The Boehner bill has already passed the House with bipartisan support. The Department of Labor is in favor. So is the President. Every Washington insider I've spoken with recently says hard lobbying by the financial services industry practically ensures that we'll get Boehner or some hybrid of the two bills.
Is that a bad thing? Barbara Roper, director of investor protection for the Consumer Federation of America, thinks so. "With that bill, you kill any opportunities for independent advice to 401(k) participants," she says.
Say your plan provider's asset allocation has you putting 10 percent of your assets into an international fund. If the provider's international fund is a dog, will you be told?
Or perhaps you have a plan operated by a broker-dealer that offers in-house funds and some from other fund companies. Are you going to be steered into the in-house options? If your plan includes index funds as well as more costly managed ones, are you going to be maneuvered away from the inexpensive-to-run passive funds?
But even Roper acknowledges, "If I had to make a choice between no advice and biased advice, I'd choose biased advice because I think there is a desperate need for it."
No doubt we need advice. But do we want it? In my mind, the biggest question about the bills on the table is not which one will pass, or whether investors will be savvy enough to sort out the data from the sales pitch. It's whether investors will listen at all. Right now, about one-quarter of employers do offer advice, but surveys show only 8 to 20 percent of employees take advantage of it. Washington seems to be doing its part. Now it's our turn.

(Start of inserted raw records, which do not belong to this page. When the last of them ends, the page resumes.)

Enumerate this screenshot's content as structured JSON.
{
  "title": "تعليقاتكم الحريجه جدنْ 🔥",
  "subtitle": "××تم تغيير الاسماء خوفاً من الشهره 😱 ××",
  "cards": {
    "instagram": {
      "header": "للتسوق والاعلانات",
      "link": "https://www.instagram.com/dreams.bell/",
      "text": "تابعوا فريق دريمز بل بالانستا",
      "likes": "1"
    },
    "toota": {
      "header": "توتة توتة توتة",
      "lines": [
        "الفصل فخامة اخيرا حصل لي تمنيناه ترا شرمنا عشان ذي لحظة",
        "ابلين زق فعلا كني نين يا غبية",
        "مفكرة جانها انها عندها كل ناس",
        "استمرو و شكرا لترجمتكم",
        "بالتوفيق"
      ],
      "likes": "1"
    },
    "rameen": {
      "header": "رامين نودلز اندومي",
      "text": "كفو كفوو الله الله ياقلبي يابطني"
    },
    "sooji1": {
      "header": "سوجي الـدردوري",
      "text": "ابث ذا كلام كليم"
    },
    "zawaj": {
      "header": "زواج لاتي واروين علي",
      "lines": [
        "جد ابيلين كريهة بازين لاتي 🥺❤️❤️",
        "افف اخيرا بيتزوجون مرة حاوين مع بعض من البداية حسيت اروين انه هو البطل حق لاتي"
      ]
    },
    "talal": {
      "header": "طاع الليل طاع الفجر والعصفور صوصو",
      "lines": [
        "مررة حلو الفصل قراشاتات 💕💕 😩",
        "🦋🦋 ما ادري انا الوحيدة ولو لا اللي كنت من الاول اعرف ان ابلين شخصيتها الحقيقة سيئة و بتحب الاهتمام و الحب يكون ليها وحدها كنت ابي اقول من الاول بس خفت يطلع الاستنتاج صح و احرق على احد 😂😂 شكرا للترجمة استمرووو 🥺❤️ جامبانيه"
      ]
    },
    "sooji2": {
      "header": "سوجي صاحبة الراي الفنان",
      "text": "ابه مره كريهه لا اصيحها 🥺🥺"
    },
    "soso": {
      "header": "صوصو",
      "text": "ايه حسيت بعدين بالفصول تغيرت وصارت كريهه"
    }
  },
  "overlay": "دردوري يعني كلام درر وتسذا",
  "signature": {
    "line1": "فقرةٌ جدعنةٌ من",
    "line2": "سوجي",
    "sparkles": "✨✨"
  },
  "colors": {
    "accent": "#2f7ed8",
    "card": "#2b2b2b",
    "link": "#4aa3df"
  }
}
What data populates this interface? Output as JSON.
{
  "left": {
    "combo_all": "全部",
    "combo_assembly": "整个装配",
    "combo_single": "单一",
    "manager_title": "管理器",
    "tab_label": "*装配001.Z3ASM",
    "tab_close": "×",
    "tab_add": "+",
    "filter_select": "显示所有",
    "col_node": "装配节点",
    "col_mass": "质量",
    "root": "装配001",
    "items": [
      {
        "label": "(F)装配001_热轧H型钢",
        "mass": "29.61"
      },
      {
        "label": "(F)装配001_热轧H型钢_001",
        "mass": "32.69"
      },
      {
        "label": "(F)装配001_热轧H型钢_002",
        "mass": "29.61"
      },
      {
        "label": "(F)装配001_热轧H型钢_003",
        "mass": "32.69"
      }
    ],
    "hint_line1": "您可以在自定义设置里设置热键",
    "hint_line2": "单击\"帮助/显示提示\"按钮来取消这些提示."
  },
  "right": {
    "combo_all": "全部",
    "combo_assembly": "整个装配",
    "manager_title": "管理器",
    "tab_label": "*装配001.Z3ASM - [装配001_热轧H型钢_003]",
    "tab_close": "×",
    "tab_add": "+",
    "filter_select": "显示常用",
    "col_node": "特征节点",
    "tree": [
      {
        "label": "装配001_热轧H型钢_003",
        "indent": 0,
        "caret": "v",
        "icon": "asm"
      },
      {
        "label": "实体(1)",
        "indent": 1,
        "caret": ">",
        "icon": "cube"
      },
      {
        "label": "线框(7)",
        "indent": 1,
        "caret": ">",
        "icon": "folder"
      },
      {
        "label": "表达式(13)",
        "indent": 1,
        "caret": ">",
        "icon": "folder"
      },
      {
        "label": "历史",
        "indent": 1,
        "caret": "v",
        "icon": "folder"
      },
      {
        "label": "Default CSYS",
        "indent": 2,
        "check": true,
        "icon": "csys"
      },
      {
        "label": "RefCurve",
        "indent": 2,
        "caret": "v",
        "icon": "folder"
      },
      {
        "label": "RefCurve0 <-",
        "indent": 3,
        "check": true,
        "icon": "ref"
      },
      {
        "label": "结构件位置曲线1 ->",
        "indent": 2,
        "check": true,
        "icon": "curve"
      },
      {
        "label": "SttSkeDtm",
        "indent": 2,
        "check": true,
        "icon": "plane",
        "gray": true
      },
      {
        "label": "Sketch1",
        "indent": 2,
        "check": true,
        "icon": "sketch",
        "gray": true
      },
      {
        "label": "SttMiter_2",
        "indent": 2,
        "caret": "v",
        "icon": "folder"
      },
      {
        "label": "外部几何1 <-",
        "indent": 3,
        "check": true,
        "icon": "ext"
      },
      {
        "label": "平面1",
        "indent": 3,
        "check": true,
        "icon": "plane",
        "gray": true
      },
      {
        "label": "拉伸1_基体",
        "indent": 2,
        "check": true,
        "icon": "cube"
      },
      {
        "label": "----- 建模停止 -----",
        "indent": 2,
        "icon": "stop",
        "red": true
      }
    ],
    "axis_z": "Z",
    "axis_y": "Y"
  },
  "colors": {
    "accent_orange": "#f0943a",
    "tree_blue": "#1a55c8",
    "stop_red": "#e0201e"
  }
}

Editor-at-large Jean Chatzky appears regularly on NBC's Today. You can contact her by e-mail at email@example.com.